September 28 Flu UpdateSome worthwhile stuff today in the flu blogosphere.
WHO says that the bird is mutating, splitting into groups, and becoming resistant to anti-virals. Of course, this is the bad's most long-term significant story.
However, the virus has now been shown to mutate like seasonal flu viruses that require new vaccines every year. "We are going to have to come to the realization that these viruses are genetically variable," Perdue said. "The vaccines that we have predicted to be protective today may not be protective a year from now."
The two most effective anti-viral drugs currently in use are also in danger of losing their potency, according to influenza experts.
The sister of a bird flu casualty from earlier this year in Indonesia also has the bird flu.
First, with winter coming (frost on my windshield this AM), WHO is noting that the chances for a mutation of H5N1 are increasing. Why? Because H5N1 and the widespread seasonal flu could mix and cause a new, more transmissible H5N1.
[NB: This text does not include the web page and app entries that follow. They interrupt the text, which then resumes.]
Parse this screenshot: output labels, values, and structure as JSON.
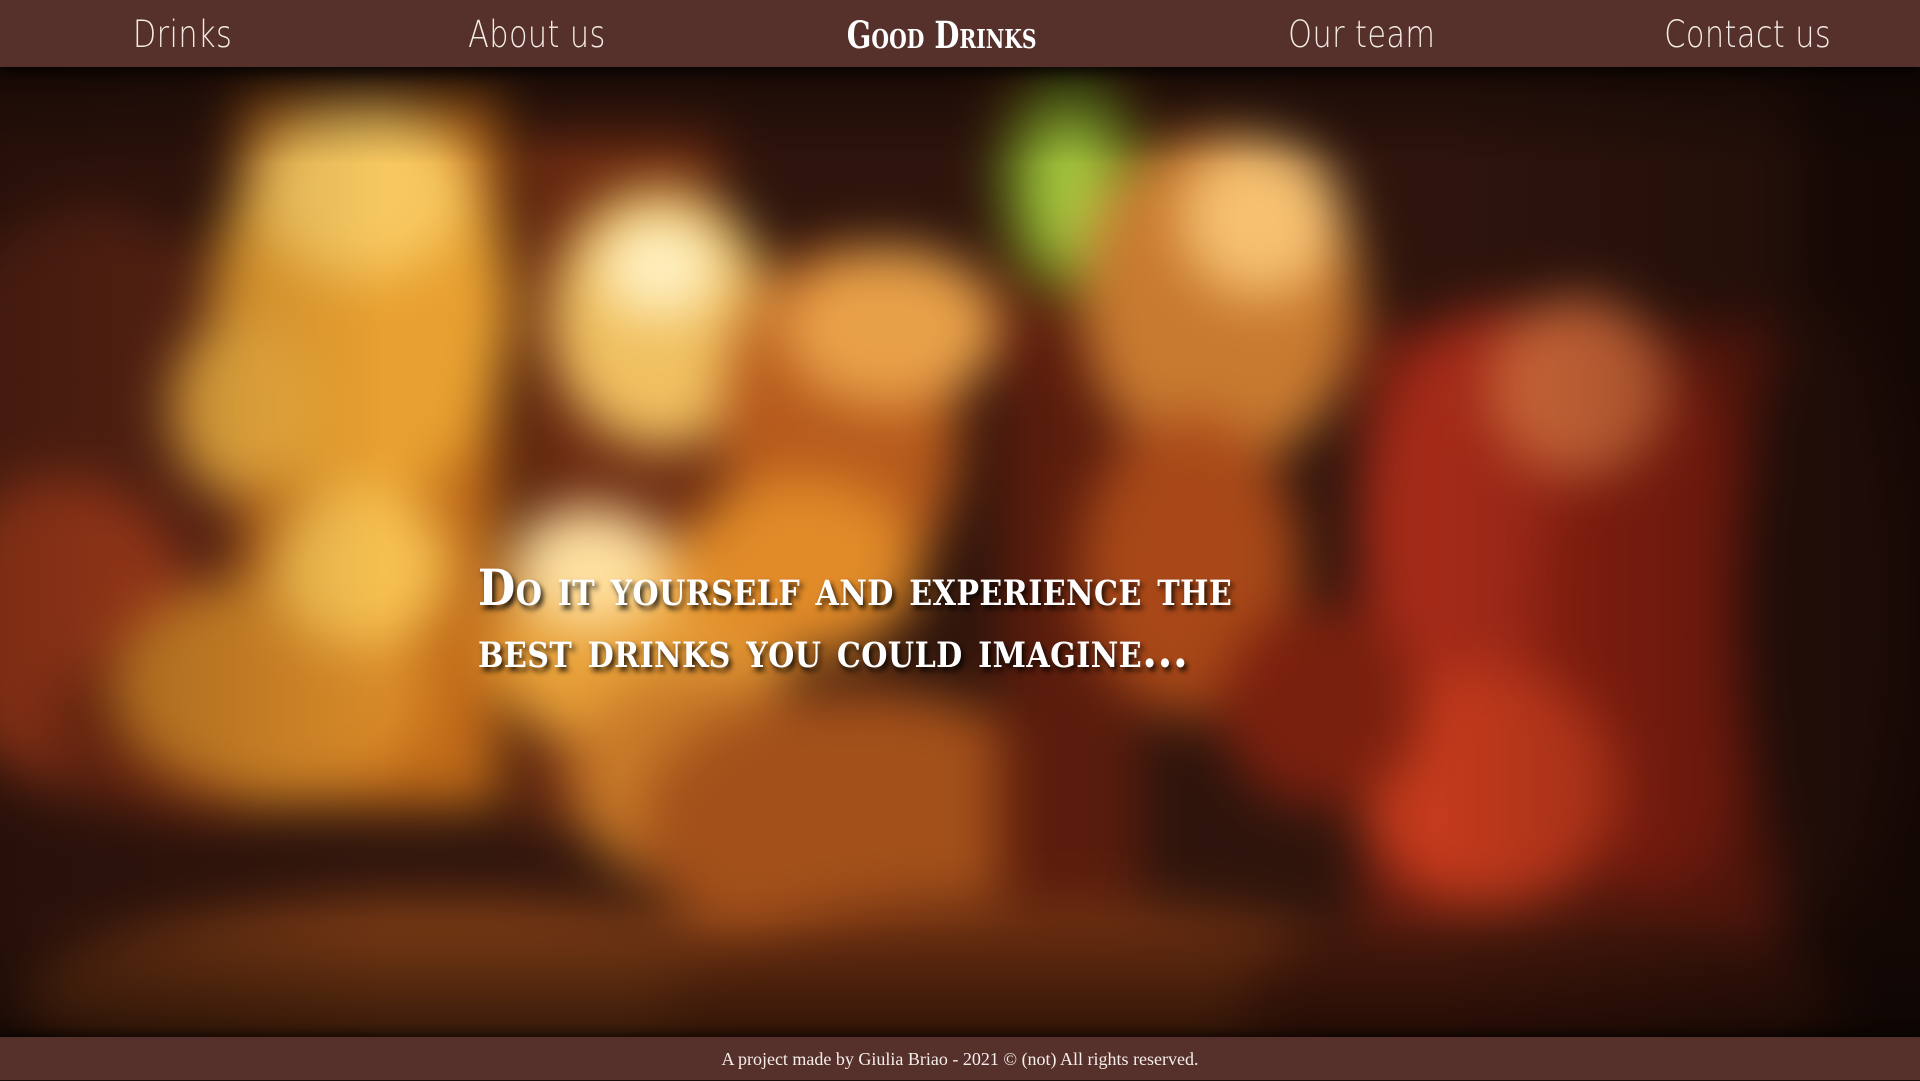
{
  "nav": {
    "drinks": "Drinks",
    "about": "About us",
    "brand": "Good Drinks",
    "team": "Our team",
    "contact": "Contact us"
  },
  "hero": {
    "heading": "Do it yourself and experience the best drinks you could imagine..."
  },
  "footer": {
    "text": "A project made by Giulia Briao - 2021 © (not) All rights reserved."
  },
  "colors": {
    "bar": "#56302a",
    "text": "#ffffff"
  }
}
Also, yesterday's story on the recreation of the Spanish flu is all over the place. Very interesting stuff. Here's NPR's take.
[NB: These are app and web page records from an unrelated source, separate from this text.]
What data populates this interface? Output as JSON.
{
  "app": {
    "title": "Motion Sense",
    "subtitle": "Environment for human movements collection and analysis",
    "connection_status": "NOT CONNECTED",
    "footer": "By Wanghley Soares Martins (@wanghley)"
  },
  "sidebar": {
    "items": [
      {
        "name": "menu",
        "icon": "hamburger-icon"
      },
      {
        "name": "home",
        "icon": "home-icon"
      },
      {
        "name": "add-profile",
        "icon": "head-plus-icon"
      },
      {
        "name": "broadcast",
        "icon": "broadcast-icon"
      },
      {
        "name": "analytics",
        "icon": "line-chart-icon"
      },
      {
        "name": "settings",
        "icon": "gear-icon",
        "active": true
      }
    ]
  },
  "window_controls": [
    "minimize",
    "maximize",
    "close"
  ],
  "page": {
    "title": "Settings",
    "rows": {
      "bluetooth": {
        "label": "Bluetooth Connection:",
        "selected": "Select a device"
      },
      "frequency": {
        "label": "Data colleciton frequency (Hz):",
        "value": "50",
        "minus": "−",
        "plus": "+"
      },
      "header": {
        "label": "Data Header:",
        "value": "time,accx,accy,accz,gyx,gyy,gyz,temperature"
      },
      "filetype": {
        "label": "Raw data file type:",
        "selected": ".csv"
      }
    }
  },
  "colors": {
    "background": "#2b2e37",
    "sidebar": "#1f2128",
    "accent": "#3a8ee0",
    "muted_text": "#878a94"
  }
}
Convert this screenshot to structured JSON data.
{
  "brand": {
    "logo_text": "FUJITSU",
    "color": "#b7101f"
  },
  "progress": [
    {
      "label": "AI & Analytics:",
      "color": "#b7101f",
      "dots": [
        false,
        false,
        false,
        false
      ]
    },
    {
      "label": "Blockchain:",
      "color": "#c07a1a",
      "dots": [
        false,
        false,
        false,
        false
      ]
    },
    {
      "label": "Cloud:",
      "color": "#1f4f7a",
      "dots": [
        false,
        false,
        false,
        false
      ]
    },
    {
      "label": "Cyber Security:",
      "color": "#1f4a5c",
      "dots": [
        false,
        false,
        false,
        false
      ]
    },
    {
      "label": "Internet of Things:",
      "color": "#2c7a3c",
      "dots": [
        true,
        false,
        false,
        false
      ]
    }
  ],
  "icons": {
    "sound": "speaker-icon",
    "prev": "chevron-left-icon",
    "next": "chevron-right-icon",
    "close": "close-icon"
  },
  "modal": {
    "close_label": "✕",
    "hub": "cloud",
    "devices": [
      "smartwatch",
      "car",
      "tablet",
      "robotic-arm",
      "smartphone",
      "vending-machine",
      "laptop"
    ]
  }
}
Revere @ Effect Measure has read the paper and this is a must read, as always. As it relates to H5N1, here is the key excerpt (emphasis is mine):
So far it appears the full 1918 genome is needed to produce the catastrophic response we associate with 1918 H1N1 and the current H5N1 subtype. We have yet to discover what parts of the 1918 virus are mirrored by current strains of H5N1 now circulating in many areas of the world in birds, with sporadic cases in humans, and incomplete knowledge of other possible reservoirs. It is possible that these virulence factors of 1918 are all present, given the clinical picture in humans. The question would then shift to those factors which govern the transmissibility of the virus from bird to human and human to human, since H5N1 currently is not easily transmitted to people as the 1918 virus was.
Helen Branswell on board, too. She notes that the lessons learned might help to study other immune system over-reactions.
CIDRAP also has this story. Interesting--notes (of course) that more study is needed, but also that perhaps a therapy could be developed that modulates the response of the immune system.
ProMed reports that China has finally shared the isolates from the Qinghai outbreak. This is important and very helpful, but as the mod notes, whether it is a true breakthrough in practice remains to be seen.
WHO experts also say that better diagnostics are needed for the bird flu--and if you're going to try to contain it, truer words were never spoken.
ProMed rounds the latest Indonesian death.
The economic toll for bird flu in Asia for 2003-2004 was $10B.
The UK held a bird flu summit.
A company in Britain is packaging pandemic treatment services for business.
A seminar in Cedar Rapids, IA, was designed to help business prepare for the bird flu.
After vaccinating 54.4 millon poultry, Vietnam says bird flu is under control.
Still, Vietnam notes the disease in neighboring countries and takes precautions.
Sign of the times: the FDA issues guidlines for developing cell-based vaccines.
Dr. Nancy Cox of CDC has won the Federal Employee of the Year award. She is an influenza expert.
The University of Alberta is doing a survey on pandemic awareness that has struck at least one observer as bizarre.
New England wildlife officials are preparing to fight the bird flu--just in case.